“Taxes are not the issue, small businesses care much more about regulation”, Zappacosta said. As businesses expand, so does the regulatory burden. “This is a big fear that causes businesses not to grow as much as they should”.
The problem is that the assumptions that drove the development of labor laws in the twentieth century no longer apply. The model then was that most people had a career job with a company, that provided a basic social safety net, such as disability, retirement and medical benefits. But now, “that will not necessarily be the best model for organising economic activity”, Sundararajan said.
“Atomisation of work is coming into tension with our regulatory state that assumes a lump of work”, said Zappacosta. “The path we see forward is to refashion our safety net so that it can be managed through individuals”.
There was little optimism that government regulations or regulators will adapt by themselves. But online communities can be self regulating. “Platforms like Yelp and others that basically create a feedback loop between the user and the business owner create a scenario that lets the business itself function ahead of the regulations”, Crenshaw said.
Those online communities can also apply political pressure. “We’re going to see a wide variety of new collectives that are giving consumers a new seat at the table”, said Sundararajan. “They’ll sit at the table in the same way that labor unions did in the past”.

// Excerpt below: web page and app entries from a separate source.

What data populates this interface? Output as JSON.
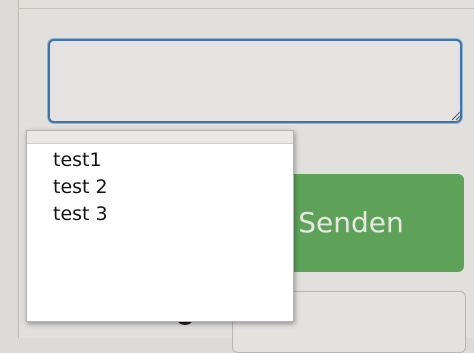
{
  "form": {
    "textarea_value": "",
    "submit_button_label": "Senden"
  },
  "dropdown": {
    "items": [
      "test1",
      "test 2",
      "test 3"
    ]
  },
  "colors": {
    "focus_border": "#3f74a8",
    "button_green": "#5ea25a"
  }
}
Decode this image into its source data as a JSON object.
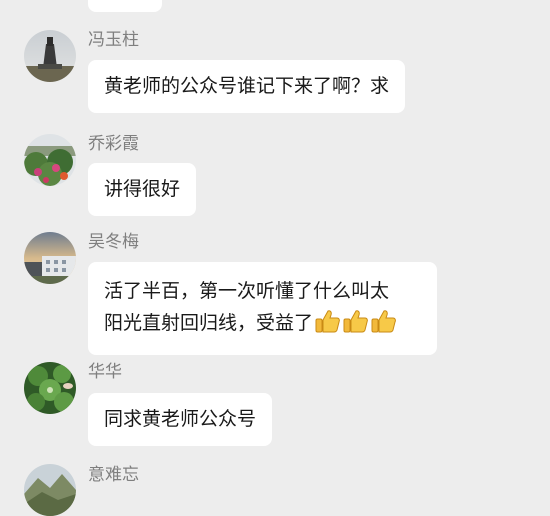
{
  "messages": [
    {
      "name": "冯玉柱",
      "text": "黄老师的公众号谁记下来了啊？求",
      "avatar_icon": "monument-photo-avatar"
    },
    {
      "name": "乔彩霞",
      "text": "讲得很好",
      "avatar_icon": "garden-photo-avatar"
    },
    {
      "name": "吴冬梅",
      "text_line1": "活了半百，第一次听懂了什么叫太",
      "text_line2": "阳光直射回归线，受益了",
      "emoji_icons": [
        "thumbs-up-icon",
        "thumbs-up-icon",
        "thumbs-up-icon"
      ],
      "avatar_icon": "sunset-building-avatar"
    },
    {
      "name": "华华",
      "text": "同求黄老师公众号",
      "avatar_icon": "clover-photo-avatar"
    },
    {
      "name": "意难忘",
      "avatar_icon": "mountain-photo-avatar"
    }
  ],
  "colors": {
    "background": "#ededed",
    "bubble": "#ffffff",
    "name_text": "#7f7f7f",
    "message_text": "#191919"
  }
}
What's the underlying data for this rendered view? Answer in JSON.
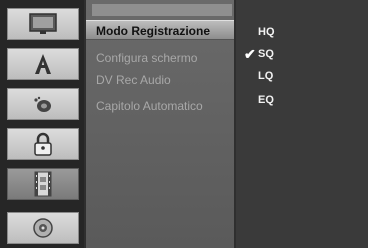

“We’re having these fundamental questions in America about what is the nature of work and what is the social safety net and who is going to provide it”, said Samuels as she wrapped the panel up.